Load shedding costs Western Cape up to R12bn

Load Shedding Source: Google Images

Load shedding has been put on hold this weekend, but the Eskom crisis could lead to an economic meltdown, warn experts.

The power utility has given no assurances, saying the “reprieve” was due to a low demand for electricity during weekends.

The current stage 4 load shedding was largely attributed to diesel supply constraints and poor performance of power generation plants including the new ones, Medupi and Kusile.

Acting group executive for power generation Andrew Etzinger said Eskom utility had made it clear in December that maintenance carried out at the plants would take up to 18 months and the problems facing Eskom would not be resolved “overnight”.

“We attended to all plant-related problems in December, we carried out a lot of maintenance, but not nearly enough. At least now the stockpile levels were raised to about 30 days. But we are still vulnerable to load shedding,” Etzinger said.

He said a team of internal maintenance engineering staff was busy attending to the problem, but in the long term, the utility’s capabilities should be boosted in terms of skills as there was a gap.

“My focus for now is to get generators back on line as soon as possible.”

Eskom spokesperson Khulu Phasiwe said the company had no evidence of sabotage, as had been suggested by some parties earlier this week.

The Western Cape Department of Economic Development said although the impact of load shedding on the economy had yet to be quantified, the crisis had put the province in a vulnerable position.

“Some figures suggest a cost per month to the South African economy of between R20 billion and R80bn. The cost to the Western Cape could therefore be between R3bn and R12bn per month, of multiple days of load shedding,” Economic Development MEC Beverly Schäfer said.
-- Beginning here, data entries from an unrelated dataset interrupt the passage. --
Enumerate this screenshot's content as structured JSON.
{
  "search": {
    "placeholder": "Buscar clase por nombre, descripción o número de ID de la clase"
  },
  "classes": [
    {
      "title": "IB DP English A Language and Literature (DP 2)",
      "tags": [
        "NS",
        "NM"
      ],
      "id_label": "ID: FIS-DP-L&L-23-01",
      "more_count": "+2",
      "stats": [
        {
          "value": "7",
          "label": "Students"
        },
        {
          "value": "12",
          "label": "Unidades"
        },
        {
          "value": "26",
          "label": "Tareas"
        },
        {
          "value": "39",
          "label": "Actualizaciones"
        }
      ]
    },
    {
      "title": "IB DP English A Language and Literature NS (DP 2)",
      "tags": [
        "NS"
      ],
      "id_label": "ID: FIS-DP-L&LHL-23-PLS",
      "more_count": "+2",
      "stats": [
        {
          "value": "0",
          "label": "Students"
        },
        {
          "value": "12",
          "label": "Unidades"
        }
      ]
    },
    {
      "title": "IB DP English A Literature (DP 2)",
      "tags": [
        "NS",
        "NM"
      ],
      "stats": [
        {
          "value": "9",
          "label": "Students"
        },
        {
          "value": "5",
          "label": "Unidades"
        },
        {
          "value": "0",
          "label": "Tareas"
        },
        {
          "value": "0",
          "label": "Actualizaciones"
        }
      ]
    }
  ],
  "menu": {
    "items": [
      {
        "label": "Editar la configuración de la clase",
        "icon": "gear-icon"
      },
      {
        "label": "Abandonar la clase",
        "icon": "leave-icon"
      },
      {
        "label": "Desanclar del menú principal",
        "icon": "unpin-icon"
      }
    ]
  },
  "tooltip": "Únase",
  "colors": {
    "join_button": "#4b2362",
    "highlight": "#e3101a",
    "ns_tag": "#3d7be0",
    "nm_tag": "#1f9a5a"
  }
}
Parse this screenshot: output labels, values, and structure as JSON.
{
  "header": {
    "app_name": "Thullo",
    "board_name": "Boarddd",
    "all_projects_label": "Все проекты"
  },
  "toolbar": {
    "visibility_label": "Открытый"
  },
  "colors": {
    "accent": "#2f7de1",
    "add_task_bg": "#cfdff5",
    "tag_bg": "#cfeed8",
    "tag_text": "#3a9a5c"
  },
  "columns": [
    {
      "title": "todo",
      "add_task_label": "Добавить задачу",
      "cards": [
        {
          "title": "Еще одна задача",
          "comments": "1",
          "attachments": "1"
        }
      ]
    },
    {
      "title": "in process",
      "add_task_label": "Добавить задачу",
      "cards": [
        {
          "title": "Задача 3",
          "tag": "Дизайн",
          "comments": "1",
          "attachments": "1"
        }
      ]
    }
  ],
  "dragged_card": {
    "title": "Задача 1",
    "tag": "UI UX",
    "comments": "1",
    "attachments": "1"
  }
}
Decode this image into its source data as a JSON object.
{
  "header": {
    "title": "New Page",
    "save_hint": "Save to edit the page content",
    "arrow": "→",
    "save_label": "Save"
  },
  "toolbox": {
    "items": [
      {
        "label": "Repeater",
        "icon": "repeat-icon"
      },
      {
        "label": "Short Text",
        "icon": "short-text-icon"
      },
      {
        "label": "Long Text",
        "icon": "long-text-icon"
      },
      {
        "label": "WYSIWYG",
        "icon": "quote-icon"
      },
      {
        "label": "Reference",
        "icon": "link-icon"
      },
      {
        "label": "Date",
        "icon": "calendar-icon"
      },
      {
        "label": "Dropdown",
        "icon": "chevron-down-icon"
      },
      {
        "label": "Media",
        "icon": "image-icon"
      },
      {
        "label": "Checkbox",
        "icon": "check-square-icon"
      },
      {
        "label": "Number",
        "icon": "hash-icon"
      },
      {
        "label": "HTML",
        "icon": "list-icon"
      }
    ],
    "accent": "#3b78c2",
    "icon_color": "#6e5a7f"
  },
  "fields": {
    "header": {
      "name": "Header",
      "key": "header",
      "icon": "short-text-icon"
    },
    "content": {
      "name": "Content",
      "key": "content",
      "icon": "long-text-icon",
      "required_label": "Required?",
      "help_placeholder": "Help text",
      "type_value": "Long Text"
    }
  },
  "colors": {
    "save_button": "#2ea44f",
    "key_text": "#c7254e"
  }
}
She said although the impact was felt by businesses across the board, it might be hardest for small businesses to absorb.

“There are also other additional costs on our economy – like the potential loss of investment as investors look to invest where there is energy security. We’ve also seen in recent days the impact of load shedding on the rand, which has a further economic impact.

“The economy cannot be allowed to fail and we must make it easier for Eskom to succeed,” said Schäfer.

Ronald Chauke, energy portfolio manager for the Organisation Undoing Tax Abuse , called on the government to take decisive action urgently as the Eskom crisis could lead to “economic meltdown”.

Some of the “bold” decisions that he suggested could be taken included securing the required expertise and skills, employing robust leadership at executive and board levels and taking action to stop corruption and recoup the money.

“We are in a serious crisis and we need to move with speed to resolve the crisis. However, the situation cannot just be left to Eskom to resolve. The government is a shareholder and so are citizens through civic organisations. There has to be dialogue among the stakeholders which will lead to action.”